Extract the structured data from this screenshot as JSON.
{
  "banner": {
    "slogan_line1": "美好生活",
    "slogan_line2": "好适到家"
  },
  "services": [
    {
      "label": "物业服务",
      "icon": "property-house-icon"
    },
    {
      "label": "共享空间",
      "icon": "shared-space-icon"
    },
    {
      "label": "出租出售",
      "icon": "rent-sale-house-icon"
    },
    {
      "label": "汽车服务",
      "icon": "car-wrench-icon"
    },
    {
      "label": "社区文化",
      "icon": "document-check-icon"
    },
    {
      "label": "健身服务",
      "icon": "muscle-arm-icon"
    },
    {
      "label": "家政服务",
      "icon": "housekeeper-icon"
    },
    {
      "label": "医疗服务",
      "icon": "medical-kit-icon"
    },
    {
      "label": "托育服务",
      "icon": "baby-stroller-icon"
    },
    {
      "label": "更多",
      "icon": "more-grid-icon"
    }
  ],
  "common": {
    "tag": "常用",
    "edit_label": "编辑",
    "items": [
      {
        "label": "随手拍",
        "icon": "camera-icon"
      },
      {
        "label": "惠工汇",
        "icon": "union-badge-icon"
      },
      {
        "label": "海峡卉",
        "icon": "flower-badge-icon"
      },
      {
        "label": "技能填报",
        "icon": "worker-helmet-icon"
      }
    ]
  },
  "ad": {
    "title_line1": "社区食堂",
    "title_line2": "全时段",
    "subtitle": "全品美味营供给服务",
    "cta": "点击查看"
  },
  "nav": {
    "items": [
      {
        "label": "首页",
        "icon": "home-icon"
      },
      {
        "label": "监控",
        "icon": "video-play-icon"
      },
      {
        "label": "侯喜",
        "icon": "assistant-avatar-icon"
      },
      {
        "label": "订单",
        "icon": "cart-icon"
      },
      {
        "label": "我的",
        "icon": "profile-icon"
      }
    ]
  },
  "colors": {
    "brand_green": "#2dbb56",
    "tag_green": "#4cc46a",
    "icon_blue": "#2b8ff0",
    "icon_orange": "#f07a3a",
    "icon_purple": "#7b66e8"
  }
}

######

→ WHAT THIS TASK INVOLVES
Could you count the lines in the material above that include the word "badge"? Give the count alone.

→ TASK ANSWER
2